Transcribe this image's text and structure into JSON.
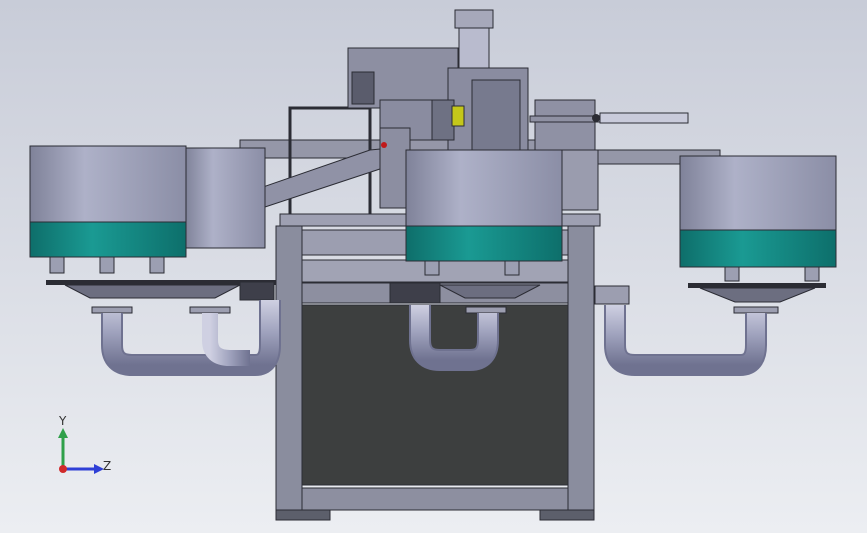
{
  "viewport": {
    "background_top": "#c8ccd8",
    "background_bottom": "#eceef2"
  },
  "model": {
    "frame_color": "#8a8d9e",
    "frame_dark": "#3c3d48",
    "bowl_body_color": "#9c9fb8",
    "bowl_band_color": "#128a84",
    "pipe_color": "#a7a9c4",
    "panel_color": "#3d3f3f"
  },
  "triad": {
    "y_label": "Y",
    "z_label": "Z",
    "y_color": "#2fa04a",
    "z_color": "#2e3fd6",
    "x_color": "#d02a2a"
  }
}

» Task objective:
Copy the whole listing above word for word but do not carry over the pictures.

» Your response:
Transcribe this image's text and structure into JSON.
{
  "viewport": {
    "background_top": "#c8ccd8",
    "background_bottom": "#eceef2"
  },
  "model": {
    "frame_color": "#8a8d9e",
    "frame_dark": "#3c3d48",
    "bowl_body_color": "#9c9fb8",
    "bowl_band_color": "#128a84",
    "pipe_color": "#a7a9c4",
    "panel_color": "#3d3f3f"
  },
  "triad": {
    "y_label": "Y",
    "z_label": "Z",
    "y_color": "#2fa04a",
    "z_color": "#2e3fd6",
    "x_color": "#d02a2a"
  }
}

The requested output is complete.